[Dataset rows for apps and sites]
====================

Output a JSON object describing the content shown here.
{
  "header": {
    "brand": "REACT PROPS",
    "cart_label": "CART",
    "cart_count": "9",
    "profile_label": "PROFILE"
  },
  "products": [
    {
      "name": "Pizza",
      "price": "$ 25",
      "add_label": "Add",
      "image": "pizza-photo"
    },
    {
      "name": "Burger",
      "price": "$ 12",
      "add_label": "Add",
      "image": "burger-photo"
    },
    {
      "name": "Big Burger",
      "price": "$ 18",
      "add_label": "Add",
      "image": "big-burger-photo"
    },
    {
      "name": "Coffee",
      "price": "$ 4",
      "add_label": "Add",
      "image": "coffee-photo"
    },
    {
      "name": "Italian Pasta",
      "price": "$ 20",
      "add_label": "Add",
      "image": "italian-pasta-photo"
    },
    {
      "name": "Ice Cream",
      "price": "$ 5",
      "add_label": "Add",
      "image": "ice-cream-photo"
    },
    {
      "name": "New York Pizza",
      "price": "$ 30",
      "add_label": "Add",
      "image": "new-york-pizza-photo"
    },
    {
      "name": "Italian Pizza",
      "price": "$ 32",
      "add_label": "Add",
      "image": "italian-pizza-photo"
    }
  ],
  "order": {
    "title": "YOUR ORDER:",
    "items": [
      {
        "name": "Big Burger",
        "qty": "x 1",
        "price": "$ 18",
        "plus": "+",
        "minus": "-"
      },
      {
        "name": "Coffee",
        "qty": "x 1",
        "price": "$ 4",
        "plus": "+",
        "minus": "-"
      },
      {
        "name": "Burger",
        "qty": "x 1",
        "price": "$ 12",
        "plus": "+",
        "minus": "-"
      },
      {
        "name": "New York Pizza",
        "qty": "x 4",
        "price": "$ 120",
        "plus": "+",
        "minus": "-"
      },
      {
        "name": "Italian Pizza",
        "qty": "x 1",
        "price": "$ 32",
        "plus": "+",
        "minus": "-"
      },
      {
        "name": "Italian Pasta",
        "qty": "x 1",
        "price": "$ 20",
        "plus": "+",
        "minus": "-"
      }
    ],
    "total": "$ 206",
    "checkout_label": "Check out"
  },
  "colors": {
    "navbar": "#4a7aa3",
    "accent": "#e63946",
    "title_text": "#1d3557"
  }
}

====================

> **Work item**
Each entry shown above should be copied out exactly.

> **Exercise response**
Output a JSON object describing the content shown here.
{
  "header": {
    "brand": "REACT PROPS",
    "cart_label": "CART",
    "cart_count": "9",
    "profile_label": "PROFILE"
  },
  "products": [
    {
      "name": "Pizza",
      "price": "$ 25",
      "add_label": "Add",
      "image": "pizza-photo"
    },
    {
      "name": "Burger",
      "price": "$ 12",
      "add_label": "Add",
      "image": "burger-photo"
    },
    {
      "name": "Big Burger",
      "price": "$ 18",
      "add_label": "Add",
      "image": "big-burger-photo"
    },
    {
      "name": "Coffee",
      "price": "$ 4",
      "add_label": "Add",
      "image": "coffee-photo"
    },
    {
      "name": "Italian Pasta",
      "price": "$ 20",
      "add_label": "Add",
      "image": "italian-pasta-photo"
    },
    {
      "name": "Ice Cream",
      "price": "$ 5",
      "add_label": "Add",
      "image": "ice-cream-photo"
    },
    {
      "name": "New York Pizza",
      "price": "$ 30",
      "add_label": "Add",
      "image": "new-york-pizza-photo"
    },
    {
      "name": "Italian Pizza",
      "price": "$ 32",
      "add_label": "Add",
      "image": "italian-pizza-photo"
    }
  ],
  "order": {
    "title": "YOUR ORDER:",
    "items": [
      {
        "name": "Big Burger",
        "qty": "x 1",
        "price": "$ 18",
        "plus": "+",
        "minus": "-"
      },
      {
        "name": "Coffee",
        "qty": "x 1",
        "price": "$ 4",
        "plus": "+",
        "minus": "-"
      },
      {
        "name": "Burger",
        "qty": "x 1",
        "price": "$ 12",
        "plus": "+",
        "minus": "-"
      },
      {
        "name": "New York Pizza",
        "qty": "x 4",
        "price": "$ 120",
        "plus": "+",
        "minus": "-"
      },
      {
        "name": "Italian Pizza",
        "qty": "x 1",
        "price": "$ 32",
        "plus": "+",
        "minus": "-"
      },
      {
        "name": "Italian Pasta",
        "qty": "x 1",
        "price": "$ 20",
        "plus": "+",
        "minus": "-"
      }
    ],
    "total": "$ 206",
    "checkout_label": "Check out"
  },
  "colors": {
    "navbar": "#4a7aa3",
    "accent": "#e63946",
    "title_text": "#1d3557"
  }
}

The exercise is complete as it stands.